Perils of context-based advertising

I’ll never forget the day several years ago when Google AdSense first appeared on nzherald.co.nz.

One of our news stories that day was about a near-fatal shark attack in Australia. As soon as we switched on AdSense, pages carrying the shark attack story sprouted ads for cage-diving operators offering “swim with the sharks” experiences. If memory serves, we asked Google to bar those ads for a few days, and hoped we hadn’t offended too many readers.

You’ve probably seen or heard about other examples of bizarre and inappropriate context-based advertising.

One recent case involves the British website GoneTooSoon.co.uk, where people post condolence messages. Everything was going fine, until the webmaster decided he needed to earn some money and installed AdSense.

The tribute page for someone killed in a motorcycle accident began carrying ads for motorcycles. Even more offensive was an ad spotted by a user of the site, who wrote:

“Can you really trust a site which posts an advert of [the murderer] Ian Huntley’s biography – not only on my beautiful friend Ian’s site, but on a website that also has a memorial for [Huntley’s victims] Holly Wells and Jessica Chapman?”

Outraged, visitors to the site began removing their tributes and vowing never to return.

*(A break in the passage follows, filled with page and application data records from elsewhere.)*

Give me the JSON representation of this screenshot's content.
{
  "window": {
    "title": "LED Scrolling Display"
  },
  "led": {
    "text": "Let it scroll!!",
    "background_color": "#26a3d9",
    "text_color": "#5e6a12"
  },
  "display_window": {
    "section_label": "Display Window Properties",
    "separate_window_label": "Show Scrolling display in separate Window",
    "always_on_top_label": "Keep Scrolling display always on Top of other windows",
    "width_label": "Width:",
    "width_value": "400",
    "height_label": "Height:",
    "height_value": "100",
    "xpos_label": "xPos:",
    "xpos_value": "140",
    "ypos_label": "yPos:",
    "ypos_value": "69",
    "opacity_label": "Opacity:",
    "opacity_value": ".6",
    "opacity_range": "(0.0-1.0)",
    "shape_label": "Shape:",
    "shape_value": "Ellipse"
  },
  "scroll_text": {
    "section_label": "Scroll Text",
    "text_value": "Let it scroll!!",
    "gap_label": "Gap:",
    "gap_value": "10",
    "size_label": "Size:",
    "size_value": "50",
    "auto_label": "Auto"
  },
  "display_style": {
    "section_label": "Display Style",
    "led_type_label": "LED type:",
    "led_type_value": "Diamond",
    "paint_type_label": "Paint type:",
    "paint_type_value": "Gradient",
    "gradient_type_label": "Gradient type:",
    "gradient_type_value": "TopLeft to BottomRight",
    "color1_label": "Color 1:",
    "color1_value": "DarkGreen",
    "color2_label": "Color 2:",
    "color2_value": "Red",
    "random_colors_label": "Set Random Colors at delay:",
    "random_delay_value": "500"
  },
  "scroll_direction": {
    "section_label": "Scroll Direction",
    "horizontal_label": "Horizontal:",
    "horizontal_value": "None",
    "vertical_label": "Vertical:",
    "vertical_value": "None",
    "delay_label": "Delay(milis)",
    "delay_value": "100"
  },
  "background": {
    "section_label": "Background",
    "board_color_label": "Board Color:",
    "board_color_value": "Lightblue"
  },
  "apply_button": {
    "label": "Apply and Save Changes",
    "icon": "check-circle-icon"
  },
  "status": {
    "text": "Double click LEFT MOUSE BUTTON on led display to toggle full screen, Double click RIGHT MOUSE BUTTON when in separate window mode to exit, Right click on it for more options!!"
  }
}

Following the uproar, the ads were removed. The site is soliciting donations to keep it free to access.